Content starts
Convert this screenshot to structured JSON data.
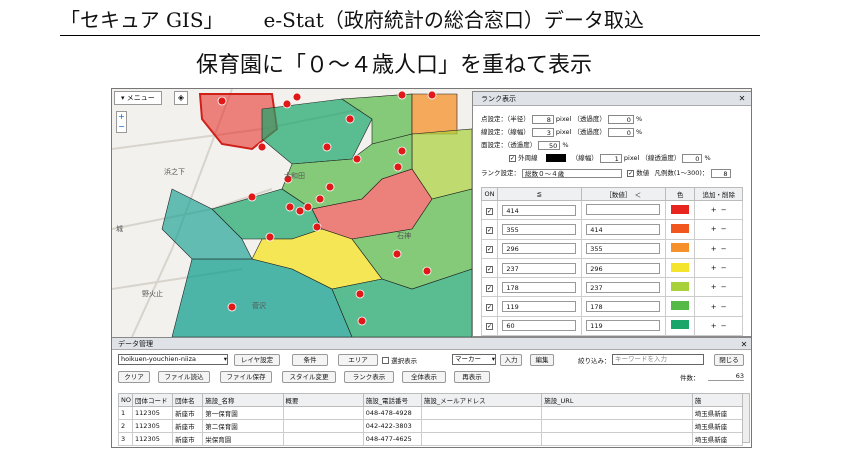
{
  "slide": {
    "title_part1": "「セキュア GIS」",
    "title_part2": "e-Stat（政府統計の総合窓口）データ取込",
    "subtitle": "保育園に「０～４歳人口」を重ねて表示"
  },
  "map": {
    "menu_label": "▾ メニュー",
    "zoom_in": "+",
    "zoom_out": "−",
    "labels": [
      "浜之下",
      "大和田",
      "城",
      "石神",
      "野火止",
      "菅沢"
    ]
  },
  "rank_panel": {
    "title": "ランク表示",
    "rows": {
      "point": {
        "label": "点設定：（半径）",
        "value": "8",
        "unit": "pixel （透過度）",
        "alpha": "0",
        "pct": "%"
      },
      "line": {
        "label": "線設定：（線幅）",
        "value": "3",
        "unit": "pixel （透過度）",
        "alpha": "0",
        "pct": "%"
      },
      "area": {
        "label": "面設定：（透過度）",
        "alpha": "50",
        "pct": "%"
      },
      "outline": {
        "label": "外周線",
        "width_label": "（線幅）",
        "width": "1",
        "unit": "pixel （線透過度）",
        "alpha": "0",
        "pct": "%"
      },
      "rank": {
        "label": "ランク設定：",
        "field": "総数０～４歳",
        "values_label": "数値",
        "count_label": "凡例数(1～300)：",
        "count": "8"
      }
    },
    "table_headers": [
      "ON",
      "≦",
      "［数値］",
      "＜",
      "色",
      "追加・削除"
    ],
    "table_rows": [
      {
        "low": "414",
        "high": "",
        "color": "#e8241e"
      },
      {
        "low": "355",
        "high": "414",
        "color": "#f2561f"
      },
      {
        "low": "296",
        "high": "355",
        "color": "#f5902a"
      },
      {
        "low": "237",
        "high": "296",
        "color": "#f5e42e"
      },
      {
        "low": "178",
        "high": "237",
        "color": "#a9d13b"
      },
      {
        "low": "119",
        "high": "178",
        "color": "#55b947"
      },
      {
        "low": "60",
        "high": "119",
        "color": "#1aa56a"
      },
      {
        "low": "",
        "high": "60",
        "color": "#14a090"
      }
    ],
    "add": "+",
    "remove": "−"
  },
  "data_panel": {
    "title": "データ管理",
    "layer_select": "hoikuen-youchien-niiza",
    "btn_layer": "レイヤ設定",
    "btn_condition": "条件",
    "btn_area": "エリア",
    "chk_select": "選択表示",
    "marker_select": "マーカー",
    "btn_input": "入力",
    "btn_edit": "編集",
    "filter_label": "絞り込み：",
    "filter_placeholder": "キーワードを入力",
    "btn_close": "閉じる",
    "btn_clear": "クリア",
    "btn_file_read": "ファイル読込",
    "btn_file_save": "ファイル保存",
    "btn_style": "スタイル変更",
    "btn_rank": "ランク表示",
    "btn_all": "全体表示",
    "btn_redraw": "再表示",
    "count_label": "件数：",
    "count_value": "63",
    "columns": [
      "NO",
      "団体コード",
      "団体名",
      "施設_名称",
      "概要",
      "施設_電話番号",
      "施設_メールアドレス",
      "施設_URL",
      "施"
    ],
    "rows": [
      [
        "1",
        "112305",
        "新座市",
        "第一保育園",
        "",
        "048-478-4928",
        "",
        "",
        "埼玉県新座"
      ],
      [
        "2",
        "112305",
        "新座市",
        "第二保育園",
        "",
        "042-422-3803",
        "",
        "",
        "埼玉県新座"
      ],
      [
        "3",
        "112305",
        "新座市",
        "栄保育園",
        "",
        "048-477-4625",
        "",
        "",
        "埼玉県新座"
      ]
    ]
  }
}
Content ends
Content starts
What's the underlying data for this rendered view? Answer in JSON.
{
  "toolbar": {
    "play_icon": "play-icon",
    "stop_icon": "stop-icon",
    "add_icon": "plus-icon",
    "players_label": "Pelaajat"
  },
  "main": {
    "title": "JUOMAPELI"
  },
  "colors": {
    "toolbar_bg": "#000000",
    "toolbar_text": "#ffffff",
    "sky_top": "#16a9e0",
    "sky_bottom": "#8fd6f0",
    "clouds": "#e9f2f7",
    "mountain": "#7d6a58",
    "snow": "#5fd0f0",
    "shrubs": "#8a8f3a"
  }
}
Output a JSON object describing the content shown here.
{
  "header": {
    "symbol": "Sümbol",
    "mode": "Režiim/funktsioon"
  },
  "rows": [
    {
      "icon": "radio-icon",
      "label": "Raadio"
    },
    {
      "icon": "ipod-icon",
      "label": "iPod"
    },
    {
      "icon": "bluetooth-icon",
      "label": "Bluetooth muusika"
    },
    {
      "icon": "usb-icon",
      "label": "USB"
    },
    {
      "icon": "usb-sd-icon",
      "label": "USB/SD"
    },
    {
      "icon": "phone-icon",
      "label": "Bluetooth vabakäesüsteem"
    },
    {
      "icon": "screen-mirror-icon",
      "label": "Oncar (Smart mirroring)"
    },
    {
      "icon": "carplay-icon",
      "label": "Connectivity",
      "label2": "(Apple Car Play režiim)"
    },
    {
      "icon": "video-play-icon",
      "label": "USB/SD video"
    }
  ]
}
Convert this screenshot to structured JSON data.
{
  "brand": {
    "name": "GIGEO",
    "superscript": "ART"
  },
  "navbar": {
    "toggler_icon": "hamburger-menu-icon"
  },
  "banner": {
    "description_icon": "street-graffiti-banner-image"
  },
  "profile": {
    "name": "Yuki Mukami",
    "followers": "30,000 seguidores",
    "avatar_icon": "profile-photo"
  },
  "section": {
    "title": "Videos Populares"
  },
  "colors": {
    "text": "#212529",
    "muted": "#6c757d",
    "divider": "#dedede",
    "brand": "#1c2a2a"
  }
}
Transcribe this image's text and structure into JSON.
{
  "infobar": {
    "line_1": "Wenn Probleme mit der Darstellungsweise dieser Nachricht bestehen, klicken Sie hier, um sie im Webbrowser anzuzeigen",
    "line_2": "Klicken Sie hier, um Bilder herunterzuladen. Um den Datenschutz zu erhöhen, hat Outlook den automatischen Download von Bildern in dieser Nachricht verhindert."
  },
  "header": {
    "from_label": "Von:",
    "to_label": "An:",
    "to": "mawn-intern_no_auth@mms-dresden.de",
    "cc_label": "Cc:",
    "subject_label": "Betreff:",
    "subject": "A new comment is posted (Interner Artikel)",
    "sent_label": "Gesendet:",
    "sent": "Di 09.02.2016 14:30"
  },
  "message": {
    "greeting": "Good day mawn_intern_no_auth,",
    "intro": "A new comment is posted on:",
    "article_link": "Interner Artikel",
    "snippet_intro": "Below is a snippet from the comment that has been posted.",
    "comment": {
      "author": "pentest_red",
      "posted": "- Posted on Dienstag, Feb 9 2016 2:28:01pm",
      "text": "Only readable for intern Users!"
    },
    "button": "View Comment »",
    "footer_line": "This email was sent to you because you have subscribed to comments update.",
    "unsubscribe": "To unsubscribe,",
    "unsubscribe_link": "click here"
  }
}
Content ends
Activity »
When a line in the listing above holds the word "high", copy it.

Written answer »
        "high": "",
        "high": "414",
        "high": "355",
        "high": "296",
        "high": "237",
        "high": "178",
        "high": "119",
        "high": "60",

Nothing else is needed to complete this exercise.